Saved data entries
........

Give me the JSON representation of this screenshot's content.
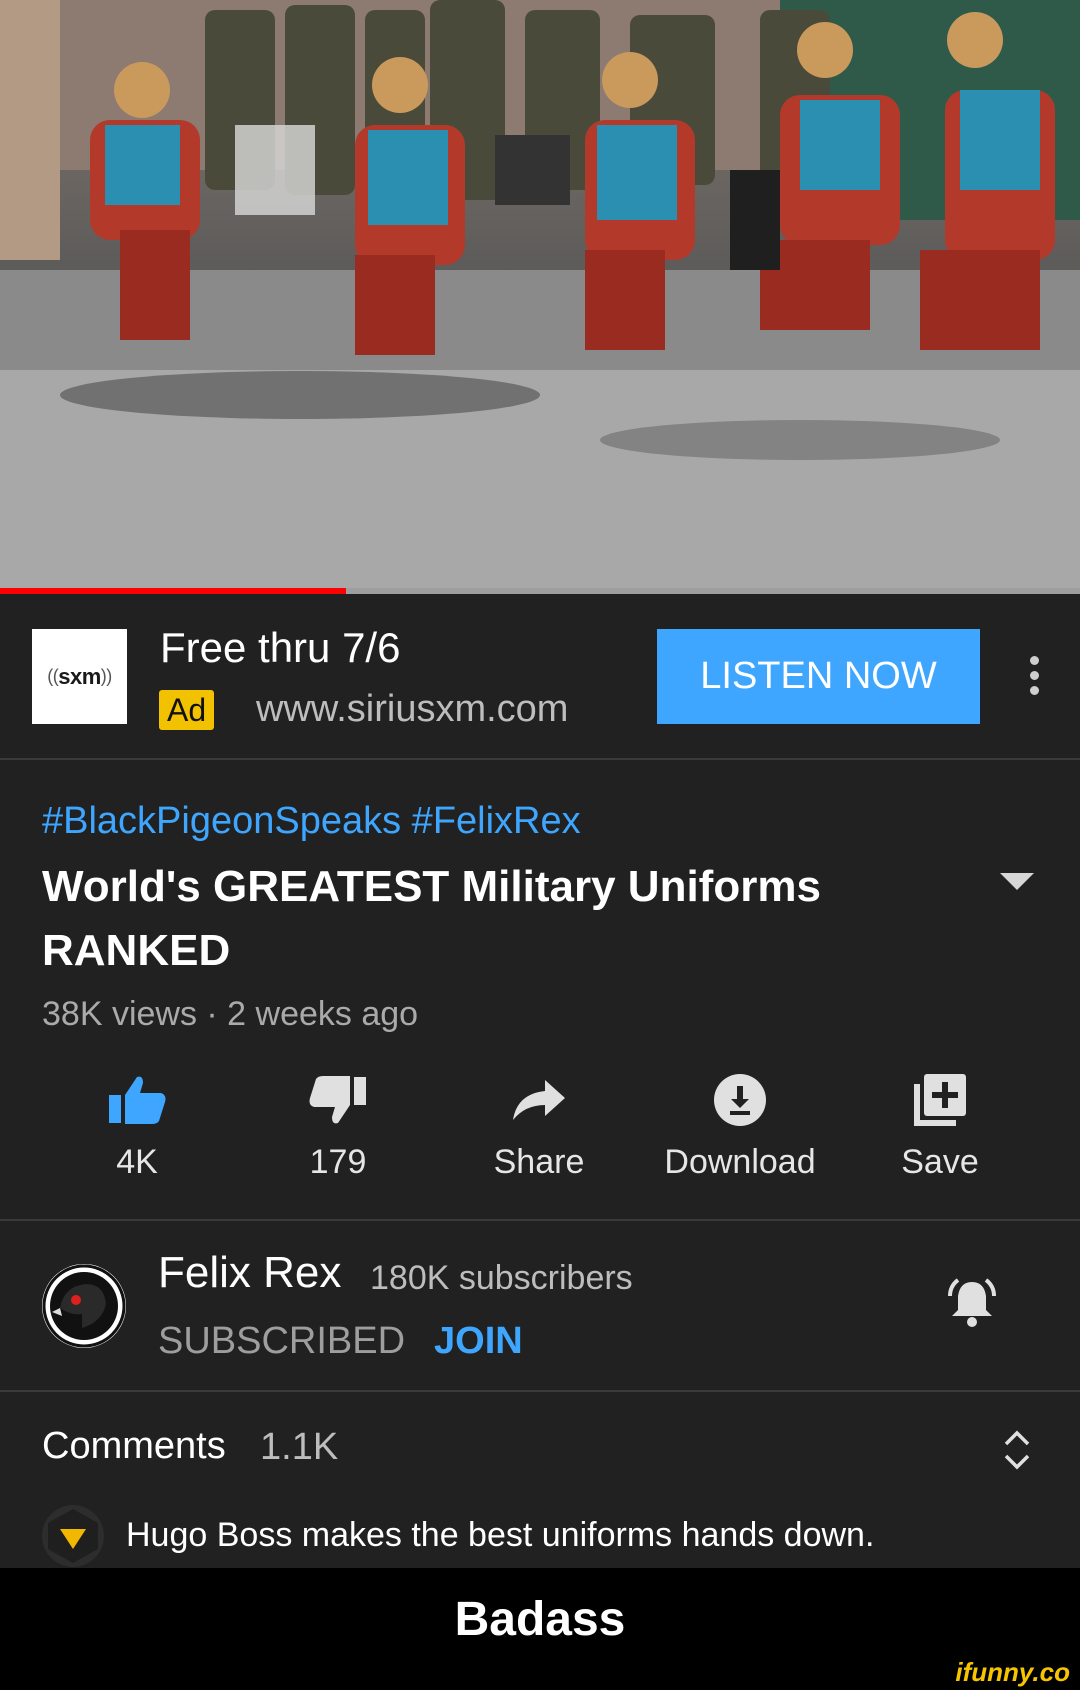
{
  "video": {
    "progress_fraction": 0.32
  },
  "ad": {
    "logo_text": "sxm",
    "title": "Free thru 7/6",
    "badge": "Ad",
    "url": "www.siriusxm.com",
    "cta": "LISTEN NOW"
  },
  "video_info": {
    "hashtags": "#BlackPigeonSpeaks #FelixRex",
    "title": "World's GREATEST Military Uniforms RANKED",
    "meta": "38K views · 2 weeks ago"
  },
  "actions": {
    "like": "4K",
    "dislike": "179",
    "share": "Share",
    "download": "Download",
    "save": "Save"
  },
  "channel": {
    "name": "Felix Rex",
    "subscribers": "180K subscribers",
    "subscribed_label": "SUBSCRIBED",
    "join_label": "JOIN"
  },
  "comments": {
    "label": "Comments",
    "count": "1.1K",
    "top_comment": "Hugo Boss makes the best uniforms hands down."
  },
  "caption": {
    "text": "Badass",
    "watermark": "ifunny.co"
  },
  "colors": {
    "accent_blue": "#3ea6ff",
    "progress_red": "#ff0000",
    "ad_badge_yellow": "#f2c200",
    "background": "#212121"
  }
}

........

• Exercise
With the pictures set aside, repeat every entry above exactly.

• Exercise response
Give me the JSON representation of this screenshot's content.
{
  "video": {
    "progress_fraction": 0.32
  },
  "ad": {
    "logo_text": "sxm",
    "title": "Free thru 7/6",
    "badge": "Ad",
    "url": "www.siriusxm.com",
    "cta": "LISTEN NOW"
  },
  "video_info": {
    "hashtags": "#BlackPigeonSpeaks #FelixRex",
    "title": "World's GREATEST Military Uniforms RANKED",
    "meta": "38K views · 2 weeks ago"
  },
  "actions": {
    "like": "4K",
    "dislike": "179",
    "share": "Share",
    "download": "Download",
    "save": "Save"
  },
  "channel": {
    "name": "Felix Rex",
    "subscribers": "180K subscribers",
    "subscribed_label": "SUBSCRIBED",
    "join_label": "JOIN"
  },
  "comments": {
    "label": "Comments",
    "count": "1.1K",
    "top_comment": "Hugo Boss makes the best uniforms hands down."
  },
  "caption": {
    "text": "Badass",
    "watermark": "ifunny.co"
  },
  "colors": {
    "accent_blue": "#3ea6ff",
    "progress_red": "#ff0000",
    "ad_badge_yellow": "#f2c200",
    "background": "#212121"
  }
}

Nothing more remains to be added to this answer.